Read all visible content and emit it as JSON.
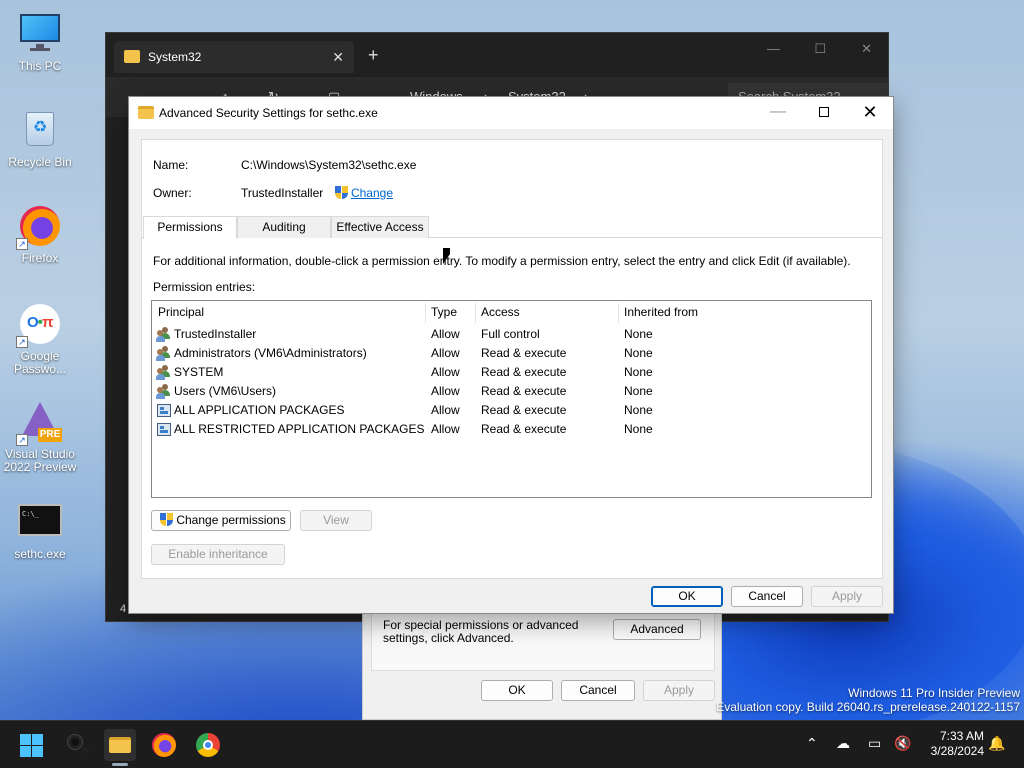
{
  "desktop": {
    "icons": [
      {
        "label": "This PC"
      },
      {
        "label": "Recycle Bin"
      },
      {
        "label": "Firefox"
      },
      {
        "label": "Google Passwo..."
      },
      {
        "label": "Visual Studio 2022 Preview",
        "badge": "PRE"
      },
      {
        "label": "sethc.exe",
        "console_text": "C:\\_"
      }
    ],
    "watermark": {
      "line1": "Windows 11 Pro Insider Preview",
      "line2": "Evaluation copy. Build 26040.rs_prerelease.240122-1157"
    }
  },
  "explorer": {
    "tab_title": "System32",
    "tab_close": "✕",
    "new_tab": "+",
    "breadcrumb": [
      "Windows",
      "System32"
    ],
    "search_placeholder": "Search System32",
    "status": "4"
  },
  "properties": {
    "advanced_text": "For special permissions or advanced settings, click Advanced.",
    "advanced_button": "Advanced",
    "ok": "OK",
    "cancel": "Cancel",
    "apply": "Apply"
  },
  "dialog": {
    "title": "Advanced Security Settings for sethc.exe",
    "name_label": "Name:",
    "name_value": "C:\\Windows\\System32\\sethc.exe",
    "owner_label": "Owner:",
    "owner_value": "TrustedInstaller",
    "change_link": "Change",
    "tabs": [
      {
        "label": "Permissions",
        "active": true
      },
      {
        "label": "Auditing",
        "active": false
      },
      {
        "label": "Effective Access",
        "active": false
      }
    ],
    "info_text": "For additional information, double-click a permission entry. To modify a permission entry, select the entry and click Edit (if available).",
    "entries_label": "Permission entries:",
    "columns": [
      "Principal",
      "Type",
      "Access",
      "Inherited from"
    ],
    "rows": [
      {
        "principal": "TrustedInstaller",
        "type": "Allow",
        "access": "Full control",
        "inherited": "None",
        "icon": "user-group-icon"
      },
      {
        "principal": "Administrators (VM6\\Administrators)",
        "type": "Allow",
        "access": "Read & execute",
        "inherited": "None",
        "icon": "user-group-icon"
      },
      {
        "principal": "SYSTEM",
        "type": "Allow",
        "access": "Read & execute",
        "inherited": "None",
        "icon": "user-group-icon"
      },
      {
        "principal": "Users (VM6\\Users)",
        "type": "Allow",
        "access": "Read & execute",
        "inherited": "None",
        "icon": "user-group-icon"
      },
      {
        "principal": "ALL APPLICATION PACKAGES",
        "type": "Allow",
        "access": "Read & execute",
        "inherited": "None",
        "icon": "package-icon"
      },
      {
        "principal": "ALL RESTRICTED APPLICATION PACKAGES",
        "type": "Allow",
        "access": "Read & execute",
        "inherited": "None",
        "icon": "package-icon"
      }
    ],
    "change_permissions_button": "Change permissions",
    "view_button": "View",
    "enable_inheritance_button": "Enable inheritance",
    "ok": "OK",
    "cancel": "Cancel",
    "apply": "Apply"
  },
  "taskbar": {
    "time": "7:33 AM",
    "date": "3/28/2024",
    "pinned": [
      "start-icon",
      "search-icon",
      "file-explorer-icon",
      "firefox-icon",
      "chrome-icon"
    ]
  },
  "colors": {
    "accent": "#005fb8",
    "link": "#0066cc",
    "taskbar": "#1c1c1c"
  }
}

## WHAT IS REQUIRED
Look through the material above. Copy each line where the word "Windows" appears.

## SOLUTION FOR THIS TASK
      "line1": "Windows 11 Pro Insider Preview",
      "Windows",
    "name_value": "C:\\Windows\\System32\\sethc.exe",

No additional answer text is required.